- Task instructions -
Where does the word "this" show up in the records? Copy every line that holds it.

[Items from an interface collection]
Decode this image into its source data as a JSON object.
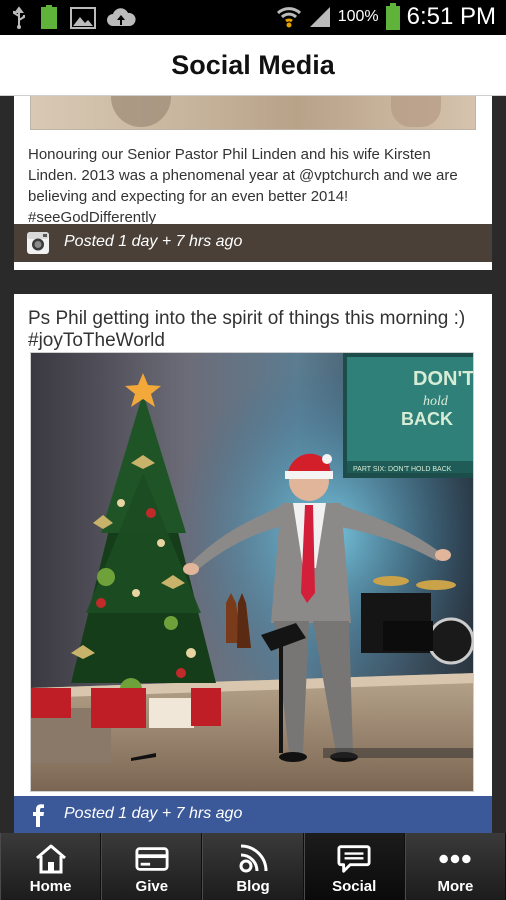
{
  "status_bar": {
    "battery_percent": "100%",
    "time": "6:51 PM",
    "left_icons": [
      "usb-icon",
      "battery-full-icon",
      "image-icon",
      "cloud-upload-icon"
    ],
    "right_icons": [
      "wifi-icon",
      "signal-icon",
      "battery-icon"
    ]
  },
  "header": {
    "title": "Social Media"
  },
  "posts": [
    {
      "caption": "Honouring our Senior Pastor Phil Linden and his wife Kirsten Linden. 2013 was a phenomenal year at @vptchurch and we are believing and expecting for an even better 2014! #seeGodDifferently",
      "source": "instagram",
      "posted": "Posted  1 day + 7 hrs ago",
      "bar_color": "#4a4038"
    },
    {
      "caption": "Ps Phil getting into the spirit of things this morning :) #joyToTheWorld",
      "source": "facebook",
      "posted": "Posted 1 day + 7 hrs ago",
      "bar_color": "#3b5998",
      "image": {
        "screen_text_line1": "DON'T",
        "screen_text_line2": "hold",
        "screen_text_line3": "BACK",
        "screen_caption": "PART SIX: DON'T HOLD BACK"
      }
    }
  ],
  "tabs": [
    {
      "label": "Home",
      "icon": "home-icon",
      "active": false
    },
    {
      "label": "Give",
      "icon": "credit-card-icon",
      "active": false
    },
    {
      "label": "Blog",
      "icon": "rss-icon",
      "active": false
    },
    {
      "label": "Social",
      "icon": "chat-bubble-icon",
      "active": true
    },
    {
      "label": "More",
      "icon": "more-dots-icon",
      "active": false
    }
  ]
}
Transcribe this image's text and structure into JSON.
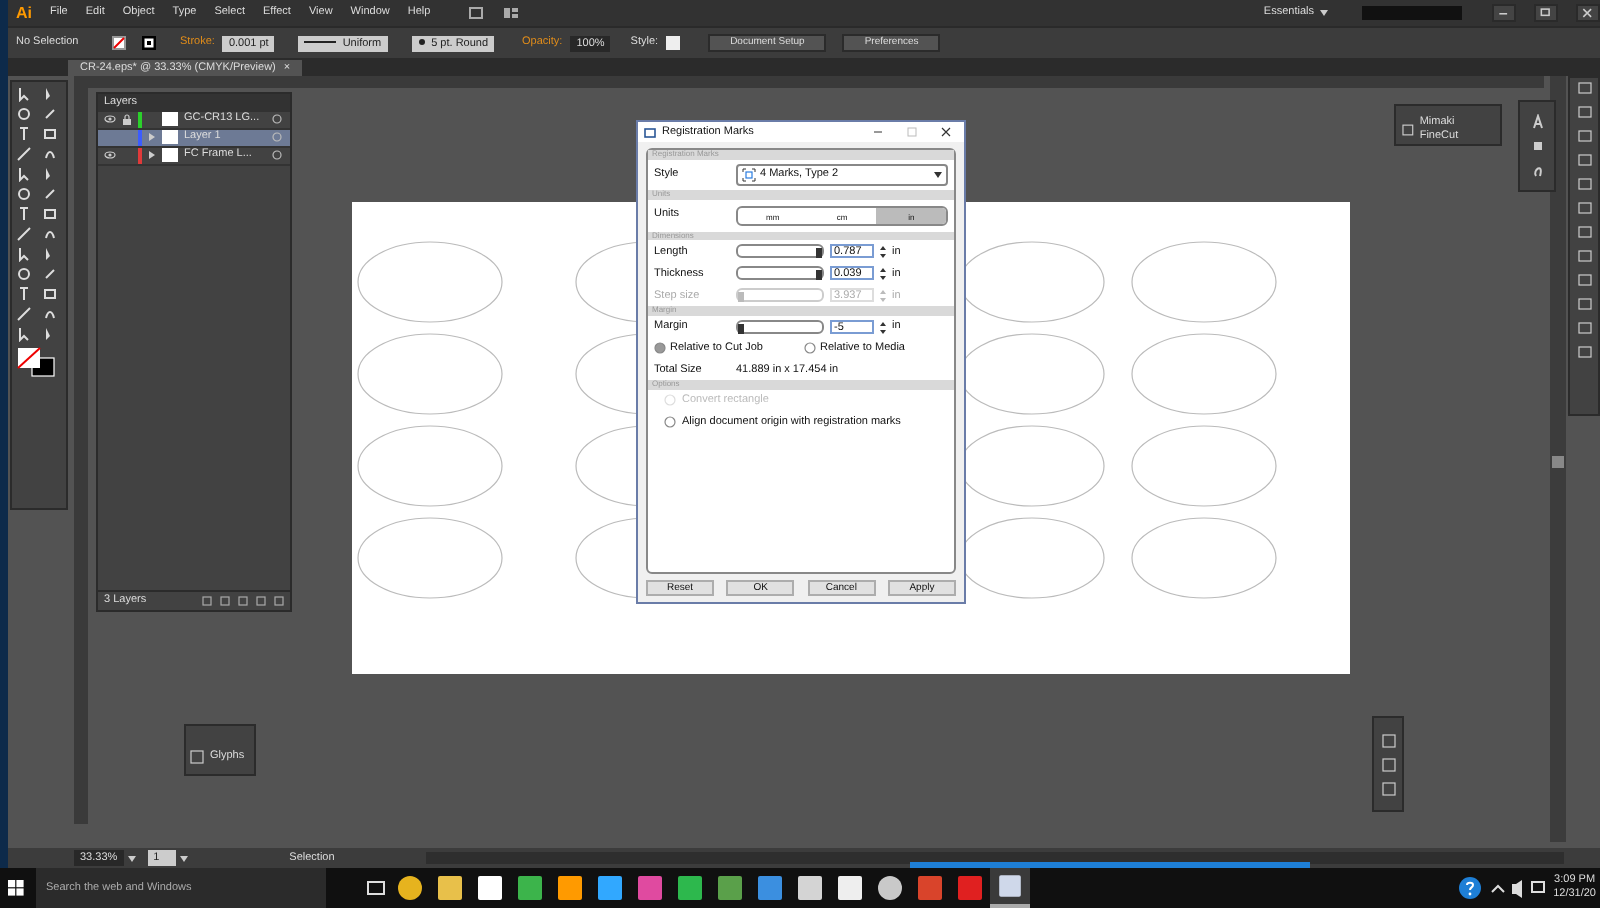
{
  "app": {
    "logo": "Ai",
    "menus": [
      "File",
      "Edit",
      "Object",
      "Type",
      "Select",
      "Effect",
      "View",
      "Window",
      "Help"
    ],
    "workspace": "Essentials"
  },
  "control_bar": {
    "selection": "No Selection",
    "stroke_label": "Stroke:",
    "stroke_weight": "0.001 pt",
    "profile": "Uniform",
    "brush": "5 pt. Round",
    "opacity_label": "Opacity:",
    "opacity": "100%",
    "style_label": "Style:",
    "buttons": [
      "Document Setup",
      "Preferences"
    ]
  },
  "document_tab": {
    "title": "CR-24.eps* @ 33.33% (CMYK/Preview)",
    "close": "×"
  },
  "layers_panel": {
    "title": "Layers",
    "layers": [
      {
        "name": "GC-CR13 LG...",
        "color": "#2bd02b",
        "visible": true,
        "locked": true,
        "expandable": false,
        "selected": false
      },
      {
        "name": "Layer 1",
        "color": "#3b5cff",
        "visible": false,
        "locked": false,
        "expandable": true,
        "selected": true
      },
      {
        "name": "FC Frame L...",
        "color": "#e03a3a",
        "visible": true,
        "locked": false,
        "expandable": true,
        "selected": false
      }
    ],
    "count": "3 Layers"
  },
  "finecut_panel": {
    "title": "Mimaki FineCut"
  },
  "glyphs_panel": {
    "title": "Glyphs"
  },
  "dialog": {
    "title": "Registration Marks",
    "style_section": {
      "heading": "Registration Marks",
      "label": "Style",
      "value": "4 Marks, Type 2"
    },
    "units_section": {
      "heading": "Units",
      "label": "Units",
      "options": [
        {
          "label": "mm",
          "selected": false
        },
        {
          "label": "cm",
          "selected": false
        },
        {
          "label": "in",
          "selected": true
        }
      ]
    },
    "dimensions_section": {
      "heading": "Dimensions",
      "rows": [
        {
          "label": "Length",
          "value": "0.787",
          "unit": "in",
          "level": 1,
          "disabled": false
        },
        {
          "label": "Thickness",
          "value": "0.039",
          "unit": "in",
          "level": 1,
          "disabled": false
        },
        {
          "label": "Step size",
          "value": "3.937",
          "unit": "in",
          "level": 0,
          "disabled": true
        }
      ]
    },
    "margin_section": {
      "heading": "Margin",
      "label": "Margin",
      "value": "-5",
      "unit": "in",
      "level": 0,
      "relative": [
        {
          "label": "Relative to Cut Job",
          "selected": true
        },
        {
          "label": "Relative to Media",
          "selected": false
        }
      ],
      "total_label": "Total Size",
      "total_value": "41.889 in x 17.454 in"
    },
    "options_section": {
      "heading": "Options",
      "checks": [
        {
          "label": "Convert rectangle",
          "checked": false,
          "disabled": true
        },
        {
          "label": "Align document origin with registration marks",
          "checked": false,
          "disabled": false
        }
      ]
    },
    "buttons": [
      "Reset",
      "OK",
      "Cancel",
      "Apply"
    ]
  },
  "status_bar": {
    "zoom": "33.33%",
    "artboard": "1",
    "tool": "Selection"
  },
  "taskbar": {
    "search_placeholder": "Search the web and Windows",
    "time": "3:09 PM",
    "date": "12/31/20"
  }
}
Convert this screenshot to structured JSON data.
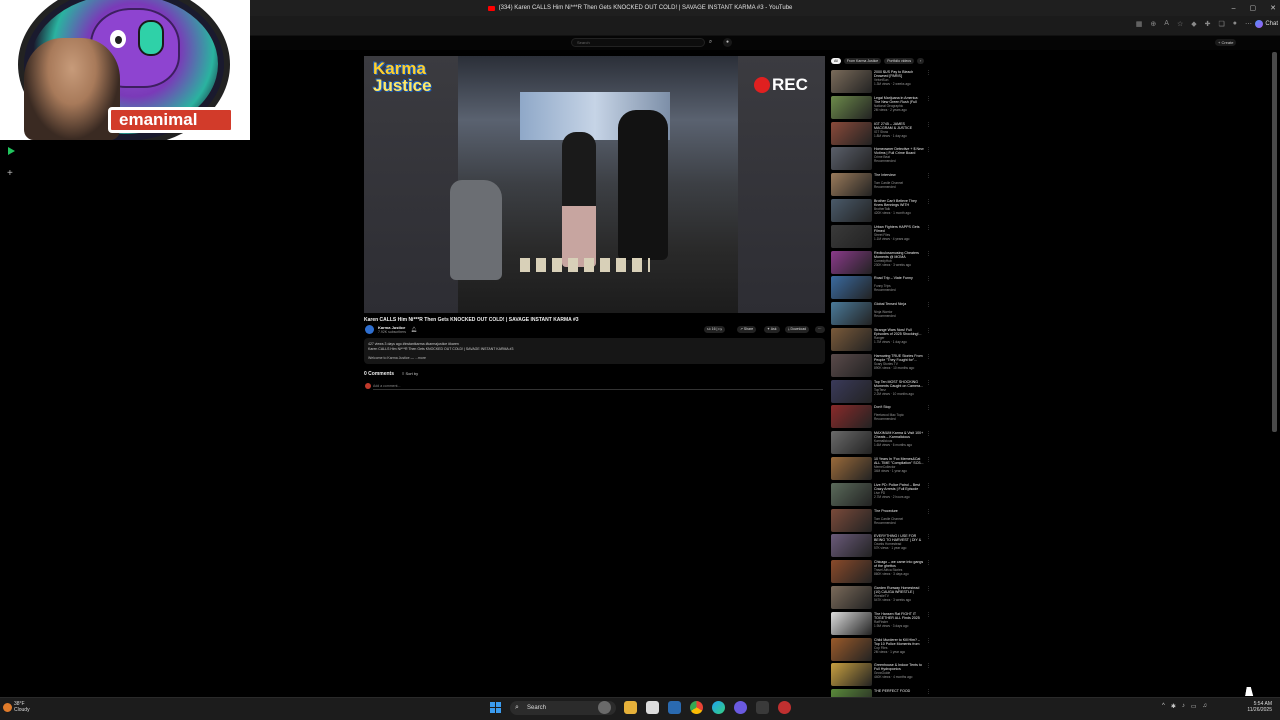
{
  "window": {
    "title": "(334) Karen CALLS Him Ni***R Then Gets KNOCKED OUT COLD! | SAVAGE INSTANT KARMA #3 - YouTube",
    "controls": [
      "–",
      "▢",
      "✕"
    ]
  },
  "browser": {
    "chat_label": "Chat"
  },
  "youtube": {
    "search_placeholder": "Search",
    "create_label": "+ Create",
    "search_icon": "search-icon",
    "mic_icon": "mic-icon"
  },
  "overlay": {
    "banner_text": "emanimal",
    "watermark_top": "Karma",
    "watermark_bottom": "Justice",
    "rec_label": "REC"
  },
  "video": {
    "title": "Karen CALLS Him Ni***R Then Gets KNOCKED OUT COLD! | SAVAGE INSTANT KARMA #3",
    "channel": "Karma Justice",
    "subscribers": "7.92K subscribers",
    "likes": "16",
    "share_label": "Share",
    "ask_label": "Ask",
    "download_label": "Download",
    "description_line1": "427 views  3 days ago  #instantkarma #karmajustice #karen",
    "description_line2": "Karen CALLS Him Ni***R Then Gets KNOCKED OUT COLD! | SAVAGE INSTANT KARMA #3",
    "description_line3": "Welcome to Karma Justice — ...more",
    "comments_count": "0 Comments",
    "sort_label": "Sort by",
    "add_comment_placeholder": "Add a comment..."
  },
  "sidebar": {
    "chips": [
      {
        "label": "All",
        "selected": true
      },
      {
        "label": "From Karma Justice",
        "selected": false
      },
      {
        "label": "Portfolio videos",
        "selected": false
      }
    ],
    "recommendations": [
      {
        "title": "2000 $US Pay to Bleach Drowned [PARIS] COMPETITION",
        "channel": "VelvetSun",
        "meta": "1.3M views · 2 weeks ago",
        "thumb": "#7a6b5a"
      },
      {
        "title": "Legal Marijuana in America: The New Green Rush (Full Episode)",
        "channel": "National Geographic",
        "meta": "2M views · 2 years ago",
        "thumb": "#6c8a4a"
      },
      {
        "title": "IGT 2745 – JAMES MACGRAM & JUSTICE",
        "channel": "IGT Show",
        "meta": "1.8M views · 1 day ago",
        "thumb": "#8a4a3a"
      },
      {
        "title": "Homeowner Detective + $ New Victims | Full Crime Board",
        "channel": "Crime Beat",
        "meta": "Recommended",
        "thumb": "#5a5f6a"
      },
      {
        "title": "The Interview",
        "channel": "Tom Cardle Channel",
        "meta": "Recommended",
        "thumb": "#9a7a5a"
      },
      {
        "title": "Brother Can't Believe They Knew Bennings WITH Measured | Till It...",
        "channel": "BrotherTalk",
        "meta": "420K views · 1 month ago",
        "thumb": "#4a5a6a"
      },
      {
        "title": "Urban Fighters HAPPS Gets Filmed",
        "channel": "Street Files",
        "meta": "1.1M views · 4 years ago",
        "thumb": "#3a3a3a"
      },
      {
        "title": "Rediculosamusing Cheaters Moments @ MOMA",
        "channel": "ComedyHub",
        "meta": "230K views · 3 weeks ago",
        "thumb": "#8a3a8a"
      },
      {
        "title": "Road Trip – Vlate Funny",
        "channel": "Funny Trips",
        "meta": "Recommended",
        "thumb": "#3a6aa0"
      },
      {
        "title": "Global Tensed Ninja",
        "channel": "Ninja Warrior",
        "meta": "Recommended",
        "thumb": "#4a7a9a"
      },
      {
        "title": "Strange Wars Now! Full Episodes of 2025 Shocking!...",
        "channel": "Ranger",
        "meta": "1.7M views · 1 day ago",
        "thumb": "#7a5a3a"
      },
      {
        "title": "Harrowing TRUE Stories From People \"They Fought for\"...",
        "channel": "Scary Stories TV",
        "meta": "890K views · 10 months ago",
        "thumb": "#5a4a4a"
      },
      {
        "title": "Top Ten MOST SHOCKING Moments Caught on Camera...",
        "channel": "TopTenz",
        "meta": "2.2M views · 10 months ago",
        "thumb": "#3a3a5a"
      },
      {
        "title": "Don't Stop",
        "channel": "Fleetwood Mac Topic",
        "meta": "Recommended",
        "thumb": "#8a2a2a"
      },
      {
        "title": "MAXIMUM Karma & Visit 100+ Cheats – Karmalicious Moments!...",
        "channel": "Karmalicious",
        "meta": "1.6M views · 6 months ago",
        "thumb": "#6a6a6a"
      },
      {
        "title": "10 Years In 'Fox Memes&Cat ALL TIME \"Compilation\" SO3...",
        "channel": "MemeCollector",
        "meta": "34M views · 1 year ago",
        "thumb": "#9a6a3a"
      },
      {
        "title": "Live PD: Police Patrol – Best Crazy Arrests | Full Episode",
        "channel": "Live PD",
        "meta": "2.7M views · 2 hours ago",
        "thumb": "#5a6a5a"
      },
      {
        "title": "The Procedure",
        "channel": "Tom Cardle Channel",
        "meta": "Recommended",
        "thumb": "#7a4a3a"
      },
      {
        "title": "EVERYTHING I USE FOR BEING TO HARVEST | DIY & GUIDE...",
        "channel": "Ozarks Homestead",
        "meta": "57K views · 1 year ago",
        "thumb": "#6a5a7a"
      },
      {
        "title": "Chicago – we came into gangs of the ghettos",
        "channel": "Travel Africa Stories",
        "meta": "860K views · 3 days ago",
        "thumb": "#8a4a2a"
      },
      {
        "title": "Garden Runway Homestead (10) CAUGA WRESTLE | Ballroom...",
        "channel": "WrestleTV",
        "meta": "547K views · 3 weeks ago",
        "thumb": "#7a6a5a"
      },
      {
        "title": "The Hansen Rat FIGHT IT TOGETHER ALL Finds 2025 Mee...",
        "channel": "RatFinder",
        "meta": "1.9M views · 3 days ago",
        "thumb": "#dcdcdc"
      },
      {
        "title": "Child Murderer to Kill Him? – Top 10 Police Moments from CCP...",
        "channel": "Cop Files",
        "meta": "2M views · 1 year ago",
        "thumb": "#9a5a2a"
      },
      {
        "title": "Greenhouse & Indoor Tents to Full Hydroponics",
        "channel": "GrowGuide",
        "meta": "440K views · 4 months ago",
        "thumb": "#c8a040"
      },
      {
        "title": "THE PERFECT FOOD",
        "channel": "Food Lab",
        "meta": "Recommended",
        "thumb": "#5a8a3a"
      }
    ]
  },
  "taskbar": {
    "temperature": "38°F",
    "weather_text": "Cloudy",
    "search_label": "Search",
    "time": "5:54 AM",
    "date": "11/26/2025"
  }
}
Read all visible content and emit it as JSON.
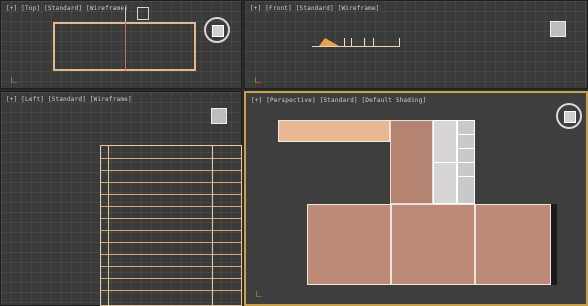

- Response area -
Decode this image into its source data as a JSON object.
      "caption": "Ps Phil getting into the spirit of things this morning :) #joyToTheWorld",
Transcribe this image's text and structure into JSON.
Convert this screenshot to structured JSON data.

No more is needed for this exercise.